Searching for the answer to the age-old question of “how to do well and do good” at Obvious Ventures

There are many things I want to get out of my summer as an associate at Obvious Ventures. To name a few:

Seeing into the future: As a huge sci-fi fan, it’s a thrill to not only see how we are transcending science fiction to science, but helping enable a slice of Roddenbery’s take on our future.

Dusting off the engineering degree: I’m still in a Whatsapp group with my mechatronics classmates, and I don’t have much to add to conversation these days on topics like “what’s the best oscilloscope to buy?” or “can you laser cut leather?” Excited to sound momentarily cool when I casually mention calculating drag on a flying car in week one at Obvious.

Super quads: At 18 miles a day, my commute to and from the office will be the longest daily bike ride I’ve ever had, and I’m hoping for some payoff more than an increased desire to eat.

The real opportunity I am looking for, however, is to see how we can use venture capital as an investment vehicle for sustainable systems.
It might look like I’m hugging a tree, but given that the Banyan tree is a top 10 attraction in Lahaina, contributing to Hawaii’s $10B tourism industry, I’m really just hugging capitalism.

In the summer of 2016, right before starting my MBA at Harvard Business School, Ben Gaddy, Varun Sivaram and Francis O’Sullivan published their paper on the underperformance of venture capital in the cleantech industry.
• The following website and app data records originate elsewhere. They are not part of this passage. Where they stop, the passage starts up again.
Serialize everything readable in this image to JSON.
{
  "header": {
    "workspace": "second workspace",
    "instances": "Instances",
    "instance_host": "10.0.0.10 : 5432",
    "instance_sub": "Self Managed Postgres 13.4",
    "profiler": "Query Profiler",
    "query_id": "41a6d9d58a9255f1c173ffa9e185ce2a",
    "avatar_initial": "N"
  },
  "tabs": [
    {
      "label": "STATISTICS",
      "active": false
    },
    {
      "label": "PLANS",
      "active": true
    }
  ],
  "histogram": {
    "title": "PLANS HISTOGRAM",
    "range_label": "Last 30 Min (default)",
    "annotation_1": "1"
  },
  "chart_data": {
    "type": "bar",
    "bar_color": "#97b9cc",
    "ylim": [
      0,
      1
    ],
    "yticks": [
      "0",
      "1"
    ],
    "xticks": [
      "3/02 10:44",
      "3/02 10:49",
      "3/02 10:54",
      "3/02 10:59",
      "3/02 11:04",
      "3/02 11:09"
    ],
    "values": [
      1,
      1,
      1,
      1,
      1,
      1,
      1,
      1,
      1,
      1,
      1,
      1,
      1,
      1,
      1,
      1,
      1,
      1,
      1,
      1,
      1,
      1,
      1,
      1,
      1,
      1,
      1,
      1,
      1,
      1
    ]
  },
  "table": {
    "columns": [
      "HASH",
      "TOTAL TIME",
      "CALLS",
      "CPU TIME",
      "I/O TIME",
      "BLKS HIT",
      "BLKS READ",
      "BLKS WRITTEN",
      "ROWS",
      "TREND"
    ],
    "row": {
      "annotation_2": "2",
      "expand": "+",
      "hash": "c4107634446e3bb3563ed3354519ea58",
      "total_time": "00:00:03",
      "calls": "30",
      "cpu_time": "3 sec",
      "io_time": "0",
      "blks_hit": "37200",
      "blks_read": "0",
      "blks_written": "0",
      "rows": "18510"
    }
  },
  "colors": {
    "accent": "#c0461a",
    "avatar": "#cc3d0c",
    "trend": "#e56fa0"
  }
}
It wasn’t news that cleantech venture wasn’t a shining exemplar of profitable returns, but it highlighted the severity at which the majority of portfolios missed their targets.
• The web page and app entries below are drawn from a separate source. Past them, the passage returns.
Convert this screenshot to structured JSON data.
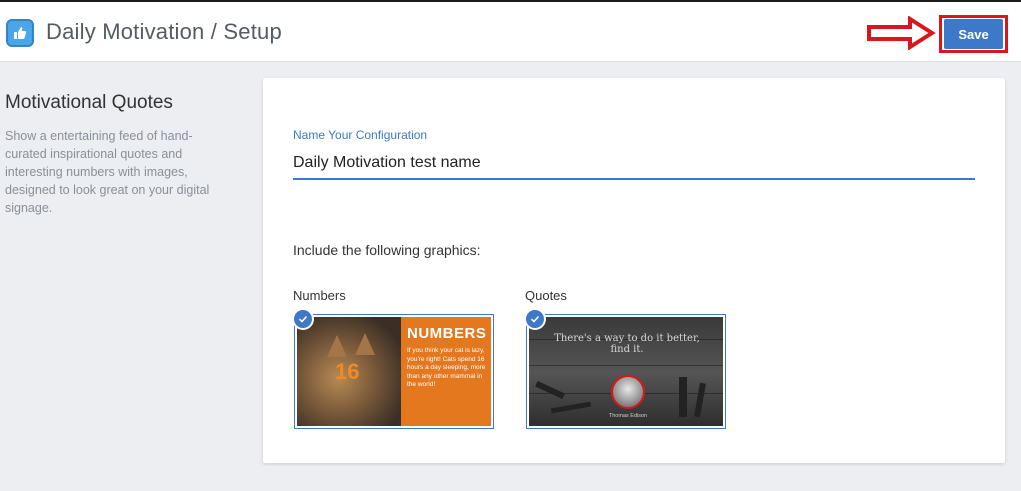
{
  "header": {
    "title": "Daily Motivation / Setup",
    "save_label": "Save"
  },
  "sidebar": {
    "title": "Motivational Quotes",
    "description": "Show a entertaining feed of hand-curated inspirational quotes and interesting numbers with images, designed to look great on your digital signage."
  },
  "form": {
    "name_label": "Name Your Configuration",
    "name_value": "Daily Motivation test name",
    "include_label": "Include the following graphics:"
  },
  "graphics": [
    {
      "label": "Numbers",
      "checked": true,
      "thumb_number": "16",
      "thumb_title": "NUMBERS",
      "thumb_text": "If you think your cat is lazy, you're right! Cats spend 16 hours a day sleeping, more than any other mammal in the world!"
    },
    {
      "label": "Quotes",
      "checked": true,
      "thumb_quote": "There's a way to do it better, find it.",
      "thumb_author": "Thomas Edison"
    }
  ],
  "colors": {
    "accent": "#3d78c9",
    "highlight": "#d9161c",
    "orange": "#e3781f"
  }
}
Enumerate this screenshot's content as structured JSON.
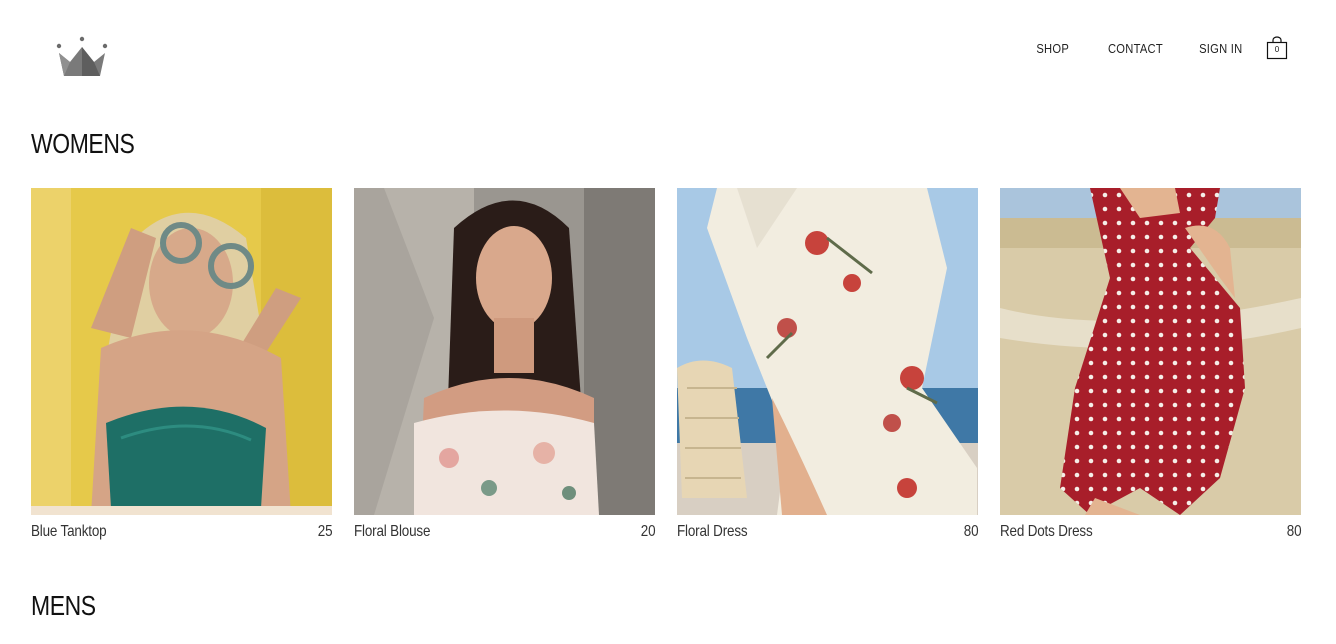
{
  "nav": {
    "shop": "SHOP",
    "contact": "CONTACT",
    "sign_in": "SIGN IN",
    "cart_count": "0"
  },
  "sections": {
    "womens": {
      "title": "WOMENS",
      "products": [
        {
          "name": "Blue Tanktop",
          "price": "25"
        },
        {
          "name": "Floral Blouse",
          "price": "20"
        },
        {
          "name": "Floral Dress",
          "price": "80"
        },
        {
          "name": "Red Dots Dress",
          "price": "80"
        }
      ]
    },
    "mens": {
      "title": "MENS"
    }
  },
  "icons": {
    "logo": "crown-icon",
    "cart": "shopping-bag-icon"
  },
  "colors": {
    "logo_gray": "#808080",
    "text": "#111111"
  }
}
“Cleantech venture capital is dead, long live cleantech venture capital!” — Steven Lacey, GTM

The relationship of venture and the energy sector has been a highly debated topic, but I view that as more of an opportunity than a risk. Many VCs have left the space, and there are advantages to looking where others are not, especially with the right expertise and lessons learned from the past.

I saw opportunities firsthand while working in project finance in the energy and resource productivity space, where it seemed clear that there was a fit for venture in high-risk, high-reward technologies, particularly in non-infrastructure areas. The fundamentals of what made the industry attractive were still there: with finite resources and increased political and societal concern on environmental impact, successful companies would manage these risks, or innovate to solve these problems.
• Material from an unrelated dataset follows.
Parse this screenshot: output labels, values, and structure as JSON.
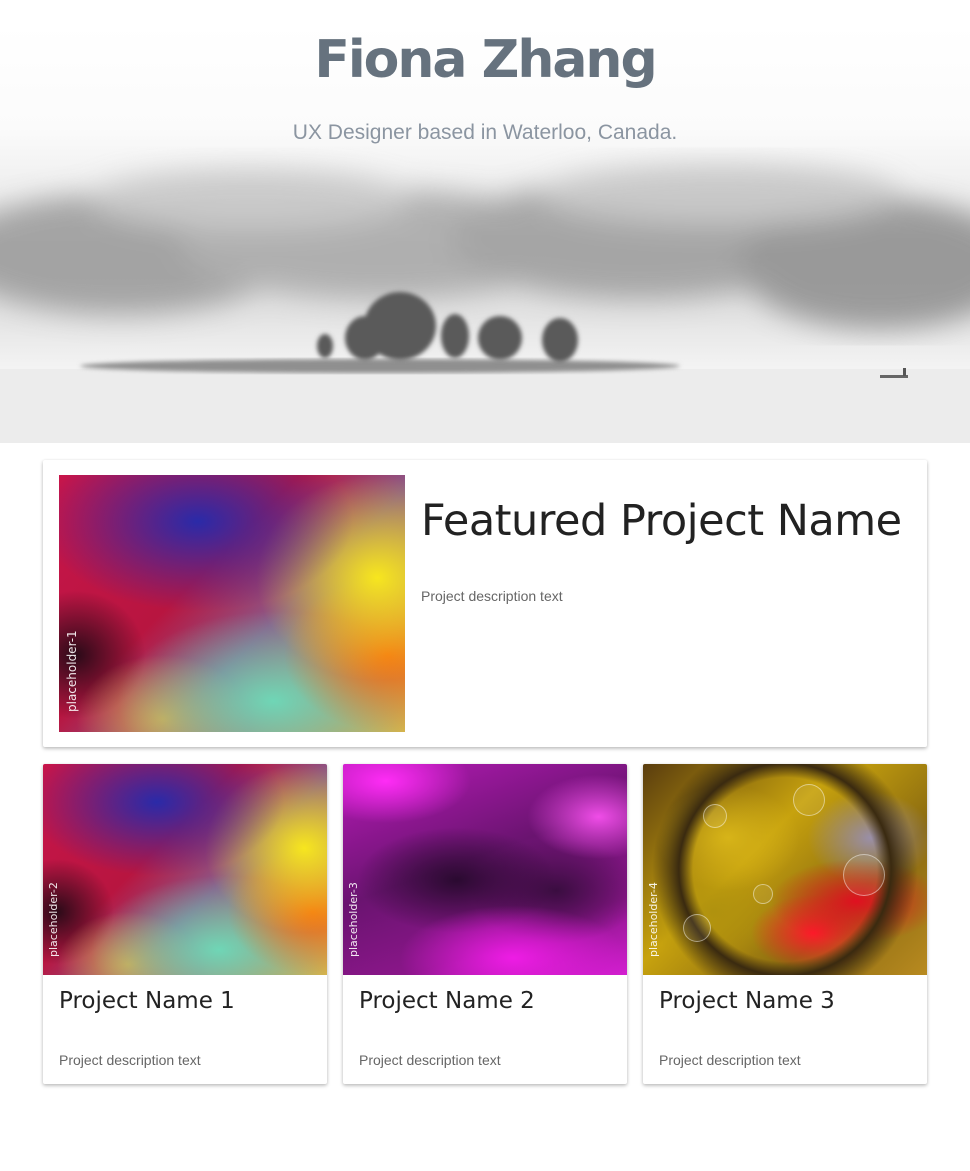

Paul Hawkins points this out quite clearly in Drawdown: while we obsess over energy generation breakthroughs, the largest climate mitigation efforts might be in HVAC, waste reduction, transportation, efficiency, and food systems. These also happen to sound like appealing investment areas!

Venture capital didn’t need to shy away from cleantech, it needed to evolve its definition and approach.

I was instantly drawn to Obvious as they have tackled this evolution head on. At the firm, sustainable systems include the industrial internet-of-things (bringing efficiency and waste reduction to traditional industry), smart cities, two-way grids, and agtech, to name a few. This summer, I’ll personally be exploring supply chain IoT and aquaculture, and if I’m especially efficient, a quick re-look at energy storage.

These segments all have brilliant entrepreneurs building businesses that can yield outsized financial returns and reach outside the traditional targets in cleantech, all while delivering extraordinary environmental impact — making them obvious world positive investments.